When you’re getting sober, you have to go back and deal with why you thought it was okay to start drinking in the first place. I dealt with those issues. I have a whole new set of eyes because I dealt with those issues that made me want to first start drinking.

Q: Did your drinking affect your personal life or your career? 

A: Yes. It affected everything in my life. First, it affected my health. It affected my relationships with my kids and my relationship with my ex-boyfriend.

It did affect my job, but I was still able to do the work. I could function with hangovers and all those things.

It was my family and personal life that were in tatters. I lost my relationship with my boyfriend of 10 years. I no longer have any of my friends that I had when I was drinking.

Quitting drinking changed me as a person. I have a whole new group of people that I spend time with. I had to isolate myself from a lot of the people I used to spend time with. I had to focus on taking care of myself. I choose to be around nothing but positive energy.

Q: What’s your advice for people who want to quit drinking but are worried about how it will change their social lives? 

A: When you stop drinking, it will change not only your social life, but your entire life. You don’t have to give up being social. I’m still very social, but the places I hang out have changed. Now I go to places that help me stick to my new life. Instead of drinking, I enjoy shows, movies, painting, and hiking. It is hard in the beginning, but I promise, once you’re on the other side, it’s wonderful. What’s great about quitting drinking is that you really don't change; you go back to doing what you used to enjoy. I always loved movies and all that stuff, but my life was so focused on drinking and partying that I forgot what I really love doing.

Q: What advice would you give to others who think they may have a drinking problem? 

A: Be honest with yourself at all times. Honesty will help you. When you abuse alcohol, you’re in denial. Alcohol is legal. It’s there for you. It’s accepted. 

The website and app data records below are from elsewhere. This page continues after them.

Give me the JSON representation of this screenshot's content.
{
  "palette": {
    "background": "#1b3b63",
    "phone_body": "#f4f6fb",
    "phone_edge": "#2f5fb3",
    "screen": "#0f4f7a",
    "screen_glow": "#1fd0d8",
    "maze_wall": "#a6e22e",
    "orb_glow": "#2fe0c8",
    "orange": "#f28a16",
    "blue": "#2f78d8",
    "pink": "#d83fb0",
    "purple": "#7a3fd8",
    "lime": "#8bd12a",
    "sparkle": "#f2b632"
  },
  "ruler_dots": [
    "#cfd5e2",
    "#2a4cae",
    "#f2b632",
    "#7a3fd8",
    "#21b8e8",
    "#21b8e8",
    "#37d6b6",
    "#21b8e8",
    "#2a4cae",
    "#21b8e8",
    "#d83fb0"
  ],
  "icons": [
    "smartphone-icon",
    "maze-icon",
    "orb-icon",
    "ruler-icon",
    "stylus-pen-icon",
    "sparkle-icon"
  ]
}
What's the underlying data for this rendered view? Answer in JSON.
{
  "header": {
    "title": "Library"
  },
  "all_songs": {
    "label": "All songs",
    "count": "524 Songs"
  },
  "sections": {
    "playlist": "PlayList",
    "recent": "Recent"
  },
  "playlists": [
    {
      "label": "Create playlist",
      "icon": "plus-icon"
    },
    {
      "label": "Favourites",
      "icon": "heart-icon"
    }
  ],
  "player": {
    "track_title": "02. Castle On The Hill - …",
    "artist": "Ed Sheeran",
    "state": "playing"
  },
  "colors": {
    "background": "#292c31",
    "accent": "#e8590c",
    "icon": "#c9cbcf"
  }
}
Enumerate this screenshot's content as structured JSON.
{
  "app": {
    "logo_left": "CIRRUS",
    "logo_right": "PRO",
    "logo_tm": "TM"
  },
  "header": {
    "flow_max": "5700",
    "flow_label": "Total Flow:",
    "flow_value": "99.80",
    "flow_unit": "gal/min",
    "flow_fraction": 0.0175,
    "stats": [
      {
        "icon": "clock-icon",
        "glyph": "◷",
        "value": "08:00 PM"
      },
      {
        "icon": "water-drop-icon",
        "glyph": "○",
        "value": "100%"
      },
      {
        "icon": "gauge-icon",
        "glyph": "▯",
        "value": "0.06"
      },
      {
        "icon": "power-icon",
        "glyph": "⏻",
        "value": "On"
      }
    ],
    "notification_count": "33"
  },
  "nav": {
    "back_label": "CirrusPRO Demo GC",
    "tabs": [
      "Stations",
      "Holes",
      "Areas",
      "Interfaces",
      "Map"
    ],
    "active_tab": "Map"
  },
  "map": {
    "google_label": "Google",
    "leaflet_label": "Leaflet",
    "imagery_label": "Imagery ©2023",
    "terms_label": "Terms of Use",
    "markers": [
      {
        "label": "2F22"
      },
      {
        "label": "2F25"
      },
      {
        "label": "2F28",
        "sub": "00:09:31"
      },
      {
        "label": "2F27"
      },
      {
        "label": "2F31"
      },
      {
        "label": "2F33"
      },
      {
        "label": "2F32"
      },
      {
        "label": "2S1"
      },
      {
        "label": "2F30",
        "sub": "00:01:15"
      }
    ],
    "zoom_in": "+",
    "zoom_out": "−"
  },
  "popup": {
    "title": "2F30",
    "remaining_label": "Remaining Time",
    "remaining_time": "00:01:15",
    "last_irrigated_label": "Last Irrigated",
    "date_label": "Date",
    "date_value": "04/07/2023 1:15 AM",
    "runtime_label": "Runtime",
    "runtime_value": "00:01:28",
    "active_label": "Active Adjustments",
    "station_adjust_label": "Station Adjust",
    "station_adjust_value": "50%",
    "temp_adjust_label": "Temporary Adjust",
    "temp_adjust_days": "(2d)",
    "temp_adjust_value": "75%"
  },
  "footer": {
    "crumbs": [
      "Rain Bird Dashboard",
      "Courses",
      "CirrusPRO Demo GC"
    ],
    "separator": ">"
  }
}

The majority of the time, especially with women, we can hang onto pain and personal issues. If there’s something that makes you want to go and have a drink, be honest with yourself. If you need to turn to any kind of substance, speak your own truth. Don’t suppress the feeling. You drink to numb yourself. If you’re not drinking to celebrate, you’re numbing yourself. You need to figure out why.

Q: Is there anything else you'd like to share? 

A: It’s very important for all of us to show up for our lives. If you show up, you can do so much. We’re often scared to show up, because we don’t know what’s waiting for us. If you’re suffering from an addiction, take control of it. Show up. Deal with it. Take back your life. It’s yours, and if you don’t show up for your life, it’s a waste of a soul.

For more information on causes, consequences, prevention, and treatment of alcohol problems, visit the National Institute on Alcohol Abuse and Alcoholism website.

To find help near you, use the Behavioral Health Treatment Services Locator or call the 24-hour Help Hotline at 1-800-662-HELP (4357).

Your doctor may ask you about alcohol use at your regular doctor’s visit. Under the Affordable Care Act and Medicare Part B, this screening is one of the fully covered preventive services for all adults in most health plans.

The statements and opinions in this interview are those of the interviewee and do not necessarily represent the views of the U.S. Department of Health and Human Services' Office on Women's Health.